_Your objective_.
Each record is to be given again precisely as written.

-.-.-

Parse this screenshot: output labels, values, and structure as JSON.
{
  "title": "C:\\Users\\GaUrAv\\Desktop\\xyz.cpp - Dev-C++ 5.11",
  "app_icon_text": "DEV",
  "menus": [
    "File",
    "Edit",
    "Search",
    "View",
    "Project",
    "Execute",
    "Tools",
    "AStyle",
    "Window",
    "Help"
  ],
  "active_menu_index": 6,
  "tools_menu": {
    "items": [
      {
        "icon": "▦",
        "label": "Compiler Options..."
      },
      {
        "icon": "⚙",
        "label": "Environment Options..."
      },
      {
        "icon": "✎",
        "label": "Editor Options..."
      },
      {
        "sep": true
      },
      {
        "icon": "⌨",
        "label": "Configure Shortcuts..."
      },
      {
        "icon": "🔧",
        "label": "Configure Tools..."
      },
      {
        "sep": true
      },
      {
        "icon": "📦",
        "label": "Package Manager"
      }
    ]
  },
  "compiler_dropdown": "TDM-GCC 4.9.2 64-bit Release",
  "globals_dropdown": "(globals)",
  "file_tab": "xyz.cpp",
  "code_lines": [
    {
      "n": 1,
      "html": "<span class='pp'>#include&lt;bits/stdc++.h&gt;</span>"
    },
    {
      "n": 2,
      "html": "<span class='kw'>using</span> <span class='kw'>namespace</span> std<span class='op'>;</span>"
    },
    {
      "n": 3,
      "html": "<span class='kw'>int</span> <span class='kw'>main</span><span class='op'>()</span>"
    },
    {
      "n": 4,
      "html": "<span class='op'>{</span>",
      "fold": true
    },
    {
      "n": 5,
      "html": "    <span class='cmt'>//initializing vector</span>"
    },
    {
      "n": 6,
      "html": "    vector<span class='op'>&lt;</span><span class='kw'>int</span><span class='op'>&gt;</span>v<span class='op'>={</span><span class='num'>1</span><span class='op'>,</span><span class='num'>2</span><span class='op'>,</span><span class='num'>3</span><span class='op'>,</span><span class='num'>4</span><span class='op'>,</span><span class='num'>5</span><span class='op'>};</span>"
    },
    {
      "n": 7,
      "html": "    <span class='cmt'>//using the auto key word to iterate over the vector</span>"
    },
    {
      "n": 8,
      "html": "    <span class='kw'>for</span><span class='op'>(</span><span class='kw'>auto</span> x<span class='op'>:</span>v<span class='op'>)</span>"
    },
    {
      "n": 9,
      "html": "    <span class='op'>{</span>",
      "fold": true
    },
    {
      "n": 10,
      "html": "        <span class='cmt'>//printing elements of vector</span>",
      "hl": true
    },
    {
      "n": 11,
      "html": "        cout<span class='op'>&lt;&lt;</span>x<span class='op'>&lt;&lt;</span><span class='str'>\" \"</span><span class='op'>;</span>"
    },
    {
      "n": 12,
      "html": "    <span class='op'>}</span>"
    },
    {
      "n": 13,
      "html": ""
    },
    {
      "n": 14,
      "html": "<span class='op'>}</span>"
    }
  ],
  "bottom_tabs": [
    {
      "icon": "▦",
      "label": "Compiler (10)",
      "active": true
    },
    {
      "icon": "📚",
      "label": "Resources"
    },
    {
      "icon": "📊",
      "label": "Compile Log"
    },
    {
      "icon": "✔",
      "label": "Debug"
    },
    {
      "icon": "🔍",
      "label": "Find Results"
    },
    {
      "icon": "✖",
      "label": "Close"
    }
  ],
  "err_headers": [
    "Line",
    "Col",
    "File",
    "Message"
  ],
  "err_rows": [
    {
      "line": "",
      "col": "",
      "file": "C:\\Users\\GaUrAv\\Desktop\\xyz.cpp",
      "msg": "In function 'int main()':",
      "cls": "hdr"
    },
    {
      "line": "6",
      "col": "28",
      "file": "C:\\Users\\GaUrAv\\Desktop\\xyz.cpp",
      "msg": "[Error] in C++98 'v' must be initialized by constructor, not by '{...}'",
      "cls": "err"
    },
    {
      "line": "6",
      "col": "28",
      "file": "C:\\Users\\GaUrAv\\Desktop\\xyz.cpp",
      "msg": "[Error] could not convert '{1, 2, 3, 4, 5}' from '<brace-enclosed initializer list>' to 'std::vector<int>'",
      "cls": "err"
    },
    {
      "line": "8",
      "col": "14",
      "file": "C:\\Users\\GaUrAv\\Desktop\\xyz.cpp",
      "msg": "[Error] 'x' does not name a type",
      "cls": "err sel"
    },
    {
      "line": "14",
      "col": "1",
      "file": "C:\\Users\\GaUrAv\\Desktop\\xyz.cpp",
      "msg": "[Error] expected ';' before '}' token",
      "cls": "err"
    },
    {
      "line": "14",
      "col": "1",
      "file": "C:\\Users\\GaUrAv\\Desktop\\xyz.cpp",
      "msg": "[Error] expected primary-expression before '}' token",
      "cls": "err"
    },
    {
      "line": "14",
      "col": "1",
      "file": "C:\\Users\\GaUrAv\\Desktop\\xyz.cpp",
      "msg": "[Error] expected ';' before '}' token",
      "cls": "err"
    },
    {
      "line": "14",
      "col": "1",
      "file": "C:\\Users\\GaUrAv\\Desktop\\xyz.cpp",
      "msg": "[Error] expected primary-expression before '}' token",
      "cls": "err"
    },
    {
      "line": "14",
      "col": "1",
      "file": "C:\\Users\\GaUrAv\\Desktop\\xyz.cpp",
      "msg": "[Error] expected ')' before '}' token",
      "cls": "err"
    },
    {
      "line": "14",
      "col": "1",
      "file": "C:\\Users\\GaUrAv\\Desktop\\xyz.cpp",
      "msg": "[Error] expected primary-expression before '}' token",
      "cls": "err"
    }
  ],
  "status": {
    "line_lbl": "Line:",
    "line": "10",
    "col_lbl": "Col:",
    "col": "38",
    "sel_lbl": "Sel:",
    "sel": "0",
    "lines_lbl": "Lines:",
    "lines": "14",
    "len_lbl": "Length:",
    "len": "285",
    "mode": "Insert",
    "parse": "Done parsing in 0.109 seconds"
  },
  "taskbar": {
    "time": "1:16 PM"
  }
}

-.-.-

_Task result_.
Parse this screenshot: output labels, values, and structure as JSON.
{
  "title": "C:\\Users\\GaUrAv\\Desktop\\xyz.cpp - Dev-C++ 5.11",
  "app_icon_text": "DEV",
  "menus": [
    "File",
    "Edit",
    "Search",
    "View",
    "Project",
    "Execute",
    "Tools",
    "AStyle",
    "Window",
    "Help"
  ],
  "active_menu_index": 6,
  "tools_menu": {
    "items": [
      {
        "icon": "▦",
        "label": "Compiler Options..."
      },
      {
        "icon": "⚙",
        "label": "Environment Options..."
      },
      {
        "icon": "✎",
        "label": "Editor Options..."
      },
      {
        "sep": true
      },
      {
        "icon": "⌨",
        "label": "Configure Shortcuts..."
      },
      {
        "icon": "🔧",
        "label": "Configure Tools..."
      },
      {
        "sep": true
      },
      {
        "icon": "📦",
        "label": "Package Manager"
      }
    ]
  },
  "compiler_dropdown": "TDM-GCC 4.9.2 64-bit Release",
  "globals_dropdown": "(globals)",
  "file_tab": "xyz.cpp",
  "code_lines": [
    {
      "n": 1,
      "html": "<span class='pp'>#include&lt;bits/stdc++.h&gt;</span>"
    },
    {
      "n": 2,
      "html": "<span class='kw'>using</span> <span class='kw'>namespace</span> std<span class='op'>;</span>"
    },
    {
      "n": 3,
      "html": "<span class='kw'>int</span> <span class='kw'>main</span><span class='op'>()</span>"
    },
    {
      "n": 4,
      "html": "<span class='op'>{</span>",
      "fold": true
    },
    {
      "n": 5,
      "html": "    <span class='cmt'>//initializing vector</span>"
    },
    {
      "n": 6,
      "html": "    vector<span class='op'>&lt;</span><span class='kw'>int</span><span class='op'>&gt;</span>v<span class='op'>={</span><span class='num'>1</span><span class='op'>,</span><span class='num'>2</span><span class='op'>,</span><span class='num'>3</span><span class='op'>,</span><span class='num'>4</span><span class='op'>,</span><span class='num'>5</span><span class='op'>};</span>"
    },
    {
      "n": 7,
      "html": "    <span class='cmt'>//using the auto key word to iterate over the vector</span>"
    },
    {
      "n": 8,
      "html": "    <span class='kw'>for</span><span class='op'>(</span><span class='kw'>auto</span> x<span class='op'>:</span>v<span class='op'>)</span>"
    },
    {
      "n": 9,
      "html": "    <span class='op'>{</span>",
      "fold": true
    },
    {
      "n": 10,
      "html": "        <span class='cmt'>//printing elements of vector</span>",
      "hl": true
    },
    {
      "n": 11,
      "html": "        cout<span class='op'>&lt;&lt;</span>x<span class='op'>&lt;&lt;</span><span class='str'>\" \"</span><span class='op'>;</span>"
    },
    {
      "n": 12,
      "html": "    <span class='op'>}</span>"
    },
    {
      "n": 13,
      "html": ""
    },
    {
      "n": 14,
      "html": "<span class='op'>}</span>"
    }
  ],
  "bottom_tabs": [
    {
      "icon": "▦",
      "label": "Compiler (10)",
      "active": true
    },
    {
      "icon": "📚",
      "label": "Resources"
    },
    {
      "icon": "📊",
      "label": "Compile Log"
    },
    {
      "icon": "✔",
      "label": "Debug"
    },
    {
      "icon": "🔍",
      "label": "Find Results"
    },
    {
      "icon": "✖",
      "label": "Close"
    }
  ],
  "err_headers": [
    "Line",
    "Col",
    "File",
    "Message"
  ],
  "err_rows": [
    {
      "line": "",
      "col": "",
      "file": "C:\\Users\\GaUrAv\\Desktop\\xyz.cpp",
      "msg": "In function 'int main()':",
      "cls": "hdr"
    },
    {
      "line": "6",
      "col": "28",
      "file": "C:\\Users\\GaUrAv\\Desktop\\xyz.cpp",
      "msg": "[Error] in C++98 'v' must be initialized by constructor, not by '{...}'",
      "cls": "err"
    },
    {
      "line": "6",
      "col": "28",
      "file": "C:\\Users\\GaUrAv\\Desktop\\xyz.cpp",
      "msg": "[Error] could not convert '{1, 2, 3, 4, 5}' from '<brace-enclosed initializer list>' to 'std::vector<int>'",
      "cls": "err"
    },
    {
      "line": "8",
      "col": "14",
      "file": "C:\\Users\\GaUrAv\\Desktop\\xyz.cpp",
      "msg": "[Error] 'x' does not name a type",
      "cls": "err sel"
    },
    {
      "line": "14",
      "col": "1",
      "file": "C:\\Users\\GaUrAv\\Desktop\\xyz.cpp",
      "msg": "[Error] expected ';' before '}' token",
      "cls": "err"
    },
    {
      "line": "14",
      "col": "1",
      "file": "C:\\Users\\GaUrAv\\Desktop\\xyz.cpp",
      "msg": "[Error] expected primary-expression before '}' token",
      "cls": "err"
    },
    {
      "line": "14",
      "col": "1",
      "file": "C:\\Users\\GaUrAv\\Desktop\\xyz.cpp",
      "msg": "[Error] expected ';' before '}' token",
      "cls": "err"
    },
    {
      "line": "14",
      "col": "1",
      "file": "C:\\Users\\GaUrAv\\Desktop\\xyz.cpp",
      "msg": "[Error] expected primary-expression before '}' token",
      "cls": "err"
    },
    {
      "line": "14",
      "col": "1",
      "file": "C:\\Users\\GaUrAv\\Desktop\\xyz.cpp",
      "msg": "[Error] expected ')' before '}' token",
      "cls": "err"
    },
    {
      "line": "14",
      "col": "1",
      "file": "C:\\Users\\GaUrAv\\Desktop\\xyz.cpp",
      "msg": "[Error] expected primary-expression before '}' token",
      "cls": "err"
    }
  ],
  "status": {
    "line_lbl": "Line:",
    "line": "10",
    "col_lbl": "Col:",
    "col": "38",
    "sel_lbl": "Sel:",
    "sel": "0",
    "lines_lbl": "Lines:",
    "lines": "14",
    "len_lbl": "Length:",
    "len": "285",
    "mode": "Insert",
    "parse": "Done parsing in 0.109 seconds"
  },
  "taskbar": {
    "time": "1:16 PM"
  }
}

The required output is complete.